I want to tell you about 5 ways that traveling can help with depression. Are you always feeling tired, demotivated, and uninspired? Do you wish to spend most of your days in bed, away from the world? Do you cancel on plans with friends and push people away? We’ve all been there, right? But some of us have it worse than others. Our depression can literally suck the life right out of us and leave us feeling empty and alone. I was one of those people. I lost my appetite, felt demotivated, and wanted to give up on life. And then something happened that changed my perspective.
I booked a vacation.
Although I didn’t want to at first, because I hadn’t saved up for as long as I wanted to (because I didn’t think I could travel on a budget), and because I didn’t think that travelling would help me feel better. But boy, I’ve never been more wrong in my life.
I’d also like to point out that booking a ‘vacation’ doesn’t necessarily have to be a trip overseas or a luxury resort getaway. Book a hotel or accommodation in your city, an hour or two away from your home. Take a road trip somewhere. You can do anything that takes you out of your every day environment. It does not need to be expensive or in a different country.
I’ve decided to make a list of the 5 ways that traveling can help with depression.
5 Ways Traveling Helped with My Depression
1. A Different Environment and Atmosphere

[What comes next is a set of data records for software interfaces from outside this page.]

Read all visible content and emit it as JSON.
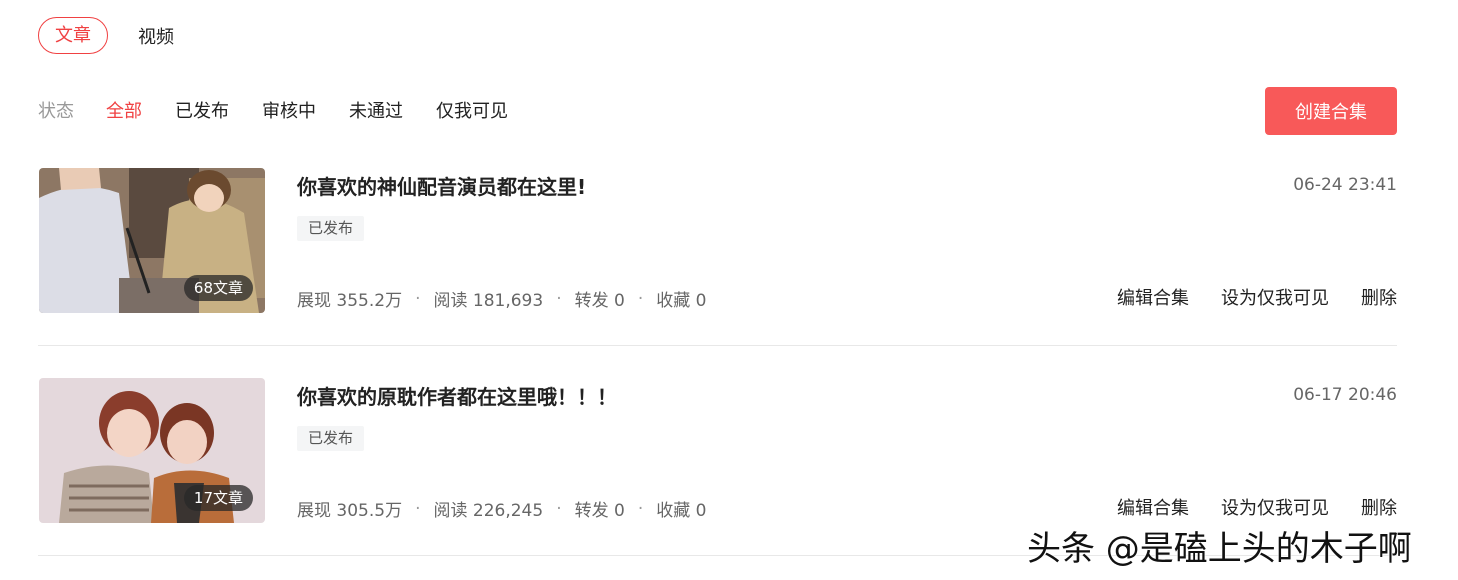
{
  "tabs": [
    {
      "label": "文章",
      "active": true
    },
    {
      "label": "视频",
      "active": false
    }
  ],
  "filter": {
    "label": "状态",
    "options": [
      "全部",
      "已发布",
      "审核中",
      "未通过",
      "仅我可见"
    ],
    "active_index": 0
  },
  "create_button": "创建合集",
  "collections": [
    {
      "title": "你喜欢的神仙配音演员都在这里!",
      "time": "06-24 23:41",
      "status": "已发布",
      "count": "68文章",
      "stats": [
        "展现 355.2万",
        "阅读 181,693",
        "转发 0",
        "收藏 0"
      ],
      "actions": [
        "编辑合集",
        "设为仅我可见",
        "删除"
      ]
    },
    {
      "title": "你喜欢的原耽作者都在这里哦！！！",
      "time": "06-17 20:46",
      "status": "已发布",
      "count": "17文章",
      "stats": [
        "展现 305.5万",
        "阅读 226,245",
        "转发 0",
        "收藏 0"
      ],
      "actions": [
        "编辑合集",
        "设为仅我可见",
        "删除"
      ]
    }
  ],
  "watermark": "头条 @是磕上头的木子啊",
  "colors": {
    "accent": "#f04142",
    "button": "#f85959"
  },
  "stat_separator": "·"
}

A change of environment and scenery will do wonders for your mind and body. Traveling removes you from all the external stressors that you’re facing. We become so used to doing the same thing and seeing the same things every day that life becomes underwhelming. We’re not excited to get up in the morning because every day it’s the same routine which leads to the same feelings of being stuck and not moving forward in life.
Being in a different environment and away from that job you don’t enjoy or those colleagues who get on your nerves (even for a few days) can help you in ways you can’t even begin to imagine. People are sometimes afraid of change because we do not like the unknown and like the predictable stuff – but little do we know, it’s the changes that can make the biggest impact in our lives.
2. Nature is an Antidepressant
Connecting with nature is known to be one of the world’s natural antidepressants. Breathing in fresh air, admiring the scenery, and clearing your mind is one of the best medicines in this world. And it’s also something that cannot be bought over the counter at a drugstore. Even the physical act of having to get up and take a walk to the park, or the beach to watch the sunset and listen to the waves, or to sit under the moonlight and count the stars is therapeutic in itself. Just taking the action will do wonders for your depression.
One of the things I love about travelling is that it gets you out and moving about. When you are depressed, you struggle to find motivation to do anything. It’s like someone took a stapler and stapled your feet to the ground and your body to your bed. But traveling has a magical way of removing those staples and making even the thought of it feel nonexistent.
4. Meeting New People
When you’re depressed and lonely, going out and meeting new people may not be something that you’d want to do. In fact, you may make it your mission to avoid those situations as best you can. I felt like that. But once I put myself in a position to meet new people and open myself up to building new friendships and relationships, I felt 100 times better. Everyone has their own problems and their own story. Meeting, getting to know, and planning events with new people helped me feel less lonely and more excited about life.
They can change your perspective and your reasonings. There’s nothing more rewarding than gaining a long-lasting friendship with friends that you made while traveling.
Insomnia. I’m sure you’ve heard of it or Googled it at least once. Insomnia is one of the main side effects of depression. Simply put, it is a sleeping disorder that is characterised by difficulty falling and staying asleep.
If you have trouble sleeping and often need sleeping pills to help you get a good night’s sleep, traveling could help you with that. Traveling puts you on a different schedule and exploring and doing activities during the day can help stimulate your mind in a more interesting way. That being said, engaging in more physically stimulating activities such as hiking or even water sports can help tire you out and almost force your body into sleep. No pills required.
To sum this all up and to conclude: this is 5 ways that traveling can help with depression and help you see the world in a different light. I know that it can help you too. And if you feel like you can only travel if you have a specific amount of savings or money in the bank, think again. Check out my post on 31 Genius Ways to Travel on a Budget and 30 Budget-Friendly Travel Destinations.